First look: Arizona

On a battlefield that is likely to leave combatants bloodied and bruised, Arizona heads into the annual Territorial Cup clash with Arizona State Thursday in Tucson already in search of gauze.
The stumbling Wildcats have lost three straight after a 7-1 start to the season that had them harboring hopes for the program's first-ever Rose Bowl appearance.
After a 48-29 loss to Oregon in rainy Eugene Friday, the Wildcats dropped out of the rankings for the first time since entering them following a season-opening win over The Citadel.
But as is often the case with rivalry games, records, losing/winning streaks, home-field advantage, weather and myriad other factors can be thrown right out the window. And there is still plenty at stake in this one.
Barring unprecedented action by the NCAA that would give ASU a postseason berth -- effectively allowing it to go to a bowl in place of an already bowl-eligible team -- the Sun Devils will miss a bowl game for the third straight season, even if they are to top their I-10 rivals this week.
But ending the season on a two-game winning streak, avoiding a third-straight losing season and, of course, beating UA for the first time since 2007 would go along way toward restoring some measure of faith in a frustrated fan base, especially with a overwhelming majority of the team's major contributors returning next year.
For the Wildcats, who finished 8-5 each of the past two seasons, a win over ASU followed by a victory in the team's bowl game would mean a 9-4 campaign, a possible indication that it is continuing to build toward its goal of becoming one of the Pac-10's elite teams.
"It's big," ASU coach Dennis Erickson Monday in summarizing the importance of the game. "When you have two universities that are in the same state like we are, it's huge. I've been in a lot of rivalry games and this is as big as any. … You're either a Sun Devil or a Wildcat, and that's kind of how this state is. It's bragging rights for a year."
As Erickson alluded to in his press conference Monday, the Wildcats' success on offense begins with quarterback Nick Foles. The one-time ASU commit -- who changed his tune when Dirk Koetter, the coach who recruited him to Tempe, was fired following the 2006 season -- leads the Pac-10 with an average of 294 yards passing per game.
After missing two games due to dislocated kneecap, Foles has played well of late, including his performance in the loss to the Ducks, when he completed 29 of 54 passes for 448 yards and three touchdowns.
"When you look at Foles, he's one of the better quarterbacks in the country," Erickson said.
Of course, it doesn't hurt to have a weapon like junior wide receiver Juron Criner, the Pac-10 leader in receptions (67) and receiving yards (1,091) -- he is tied for fourth with eight touchdowns -- who Erickson calls "one of the best playmakers I've ever seen."

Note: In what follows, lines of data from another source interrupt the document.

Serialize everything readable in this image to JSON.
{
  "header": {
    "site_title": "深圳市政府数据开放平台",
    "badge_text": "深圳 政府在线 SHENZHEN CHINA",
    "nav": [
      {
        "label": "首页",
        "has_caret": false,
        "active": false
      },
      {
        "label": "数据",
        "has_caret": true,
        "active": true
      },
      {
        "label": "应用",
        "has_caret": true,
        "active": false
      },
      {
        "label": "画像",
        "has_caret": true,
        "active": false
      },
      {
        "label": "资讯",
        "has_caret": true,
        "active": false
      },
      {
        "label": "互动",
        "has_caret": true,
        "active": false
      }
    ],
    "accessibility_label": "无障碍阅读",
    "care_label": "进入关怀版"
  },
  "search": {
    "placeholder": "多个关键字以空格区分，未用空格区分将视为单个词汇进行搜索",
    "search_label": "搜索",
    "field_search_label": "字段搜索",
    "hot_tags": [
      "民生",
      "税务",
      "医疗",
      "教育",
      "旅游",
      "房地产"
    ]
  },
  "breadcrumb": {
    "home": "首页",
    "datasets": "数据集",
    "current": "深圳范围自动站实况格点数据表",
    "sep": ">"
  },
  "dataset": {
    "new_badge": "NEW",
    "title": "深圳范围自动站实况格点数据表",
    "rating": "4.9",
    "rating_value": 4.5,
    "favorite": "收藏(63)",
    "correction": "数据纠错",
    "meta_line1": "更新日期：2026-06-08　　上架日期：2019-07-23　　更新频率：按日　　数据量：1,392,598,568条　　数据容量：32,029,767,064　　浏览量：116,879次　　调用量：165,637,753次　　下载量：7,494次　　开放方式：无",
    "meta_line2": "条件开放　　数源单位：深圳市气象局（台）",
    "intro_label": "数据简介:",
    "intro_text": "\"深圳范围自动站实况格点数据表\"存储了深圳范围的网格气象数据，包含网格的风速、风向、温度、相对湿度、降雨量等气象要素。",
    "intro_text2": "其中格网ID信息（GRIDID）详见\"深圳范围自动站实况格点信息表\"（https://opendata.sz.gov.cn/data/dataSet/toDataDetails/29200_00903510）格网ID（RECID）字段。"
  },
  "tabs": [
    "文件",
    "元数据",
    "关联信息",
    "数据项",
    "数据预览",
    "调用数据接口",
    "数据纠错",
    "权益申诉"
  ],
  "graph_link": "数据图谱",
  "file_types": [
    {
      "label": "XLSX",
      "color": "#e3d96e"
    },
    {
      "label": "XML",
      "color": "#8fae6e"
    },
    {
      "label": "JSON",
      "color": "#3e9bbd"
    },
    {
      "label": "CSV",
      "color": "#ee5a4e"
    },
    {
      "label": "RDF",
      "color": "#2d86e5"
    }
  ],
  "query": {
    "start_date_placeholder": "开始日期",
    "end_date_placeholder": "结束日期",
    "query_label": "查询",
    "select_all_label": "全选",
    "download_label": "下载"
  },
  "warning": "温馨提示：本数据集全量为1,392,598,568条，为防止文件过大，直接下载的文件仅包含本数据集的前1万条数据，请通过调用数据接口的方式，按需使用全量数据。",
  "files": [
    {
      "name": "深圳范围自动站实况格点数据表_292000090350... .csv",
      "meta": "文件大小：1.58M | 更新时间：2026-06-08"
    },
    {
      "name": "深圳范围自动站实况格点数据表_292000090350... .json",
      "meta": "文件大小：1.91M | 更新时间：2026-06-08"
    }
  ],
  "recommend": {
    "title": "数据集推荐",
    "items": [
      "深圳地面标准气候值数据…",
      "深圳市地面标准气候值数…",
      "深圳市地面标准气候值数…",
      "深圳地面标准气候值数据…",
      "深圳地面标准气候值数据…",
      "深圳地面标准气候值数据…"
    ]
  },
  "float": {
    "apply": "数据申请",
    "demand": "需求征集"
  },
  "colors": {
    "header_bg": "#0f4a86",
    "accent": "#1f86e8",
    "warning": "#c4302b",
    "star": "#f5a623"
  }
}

What has been perhaps the biggest surprise for the Wildcats this season, though, has been the play of its defense, a unit currently ranked fourth in the conference while giving up 339 yards per game (ASU is fifth, 363).
During fall camp, there was much uncertainty coming out of Tucson as to whether the group, which had lost numerous talented players from the previous year's bowl squad, would be able to do keep the team from seeing a drop off in success. Led by senior defensive ends Brooks Reed and Ricky Elmore and a cast of young players who have stepped up in the secondary, UA has seen no such lull in production.
"Defensively they run, and that's what they've built that defense on," Erickson said. "They have outstanding speed."